▶ _What to produce_:
What lines in this listing contain the string "icon"? Report each one by copying it.

▶ _Record set_:
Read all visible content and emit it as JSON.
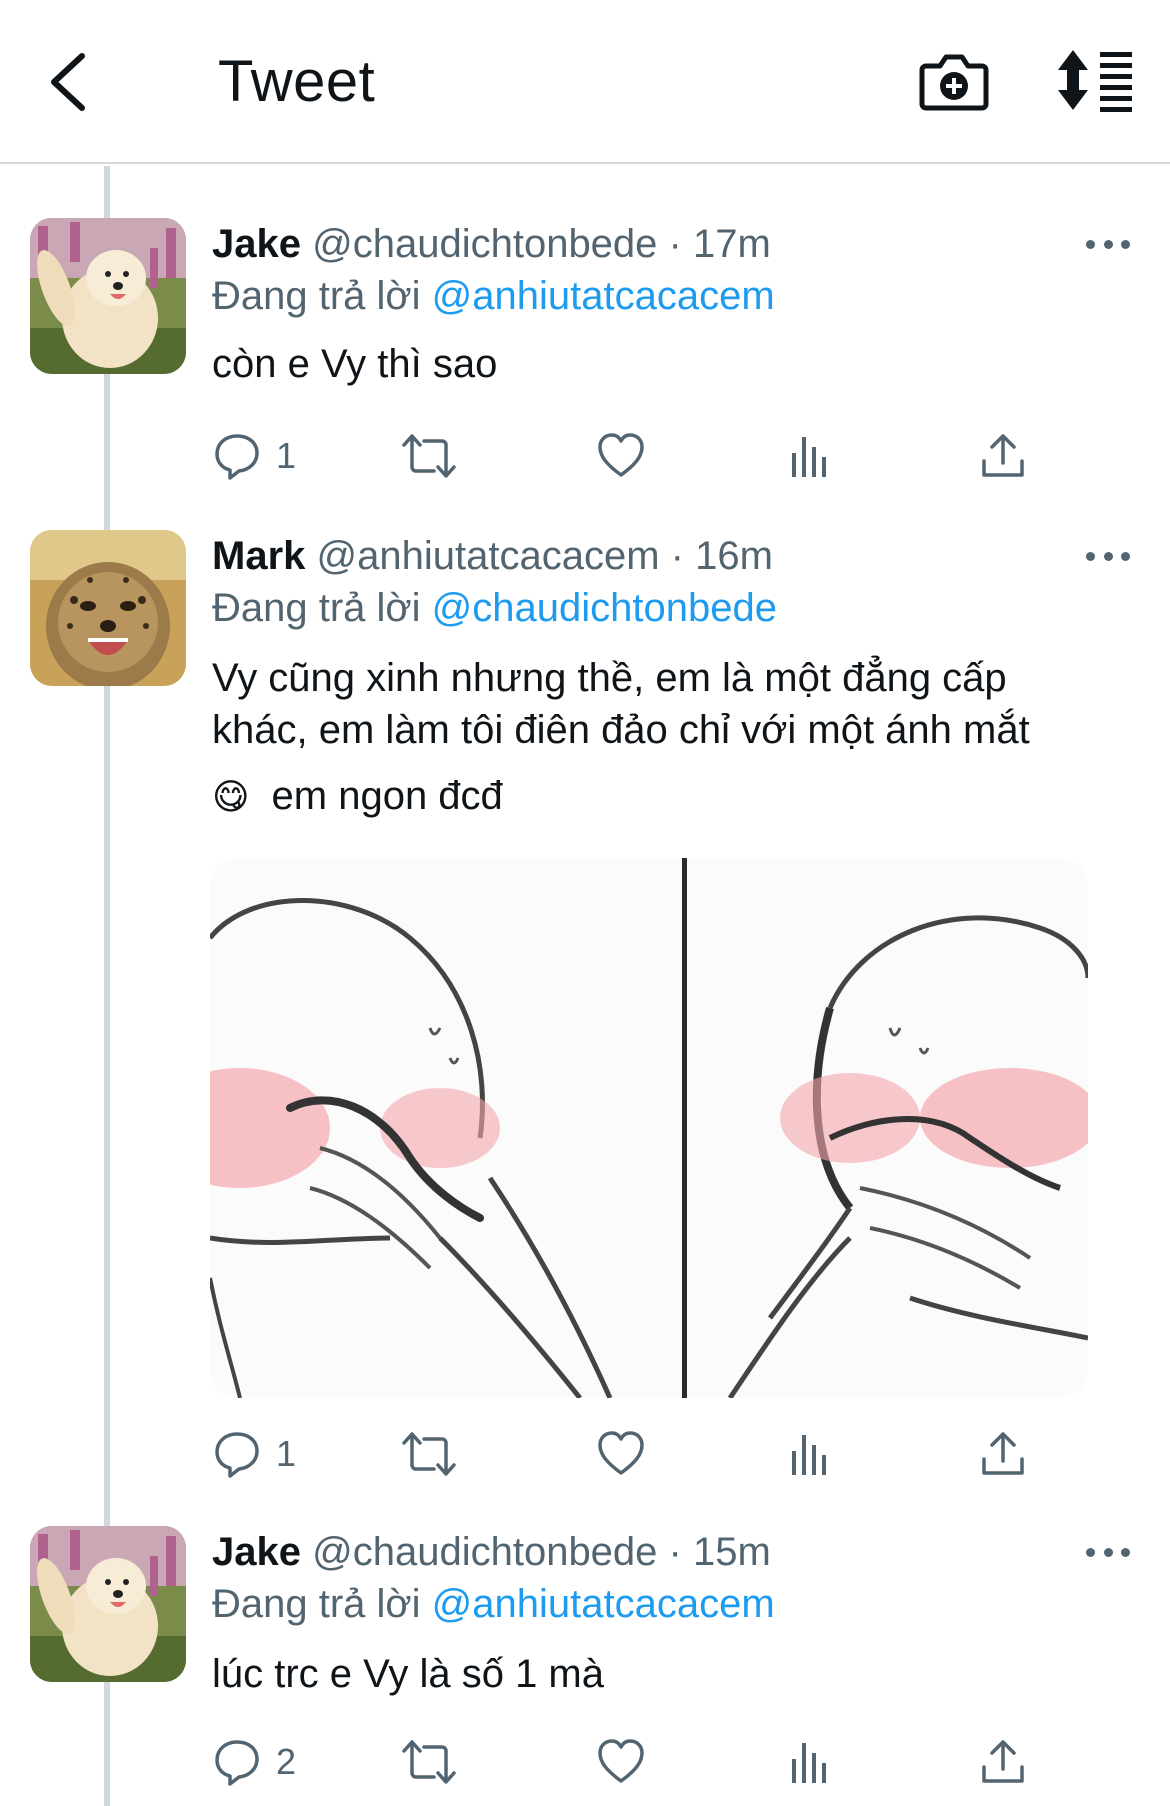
{
  "header": {
    "title": "Tweet",
    "back_icon": "chevron-left-icon",
    "camera_icon": "camera-plus-icon",
    "sort_icon": "sort-list-icon"
  },
  "colors": {
    "accent": "#1d9bf0",
    "text_primary": "#0f1419",
    "text_secondary": "#536471",
    "thread_line": "#cfd9de"
  },
  "tweets": [
    {
      "name": "Jake",
      "handle": "@chaudichtonbede",
      "time": "· 17m",
      "reply_prefix": "Đang trả lời",
      "reply_to": "@anhiutatcacacem",
      "text": "còn e Vy thì sao",
      "reply_count": "1",
      "avatar": "samoyed-dog-avatar"
    },
    {
      "name": "Mark",
      "handle": "@anhiutatcacacem",
      "time": "· 16m",
      "reply_prefix": "Đang trả lời",
      "reply_to": "@chaudichtonbede",
      "text_line1": "Vy cũng xinh nhưng thề, em là một đẳng cấp",
      "text_line2": "khác, em làm tôi điên đảo chỉ với một ánh mắt",
      "text_line3": "em ngon đcđ",
      "emoji": "😋",
      "reply_count": "1",
      "avatar": "cheetah-cub-avatar",
      "media": "blushing-cartoon-meme-image"
    },
    {
      "name": "Jake",
      "handle": "@chaudichtonbede",
      "time": "· 15m",
      "reply_prefix": "Đang trả lời",
      "reply_to": "@anhiutatcacacem",
      "text": "lúc trc e Vy là số 1 mà",
      "reply_count": "2",
      "avatar": "samoyed-dog-avatar"
    }
  ]
}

▶ _Result_:
    "back_icon": "chevron-left-icon",
    "camera_icon": "camera-plus-icon",
    "sort_icon": "sort-list-icon"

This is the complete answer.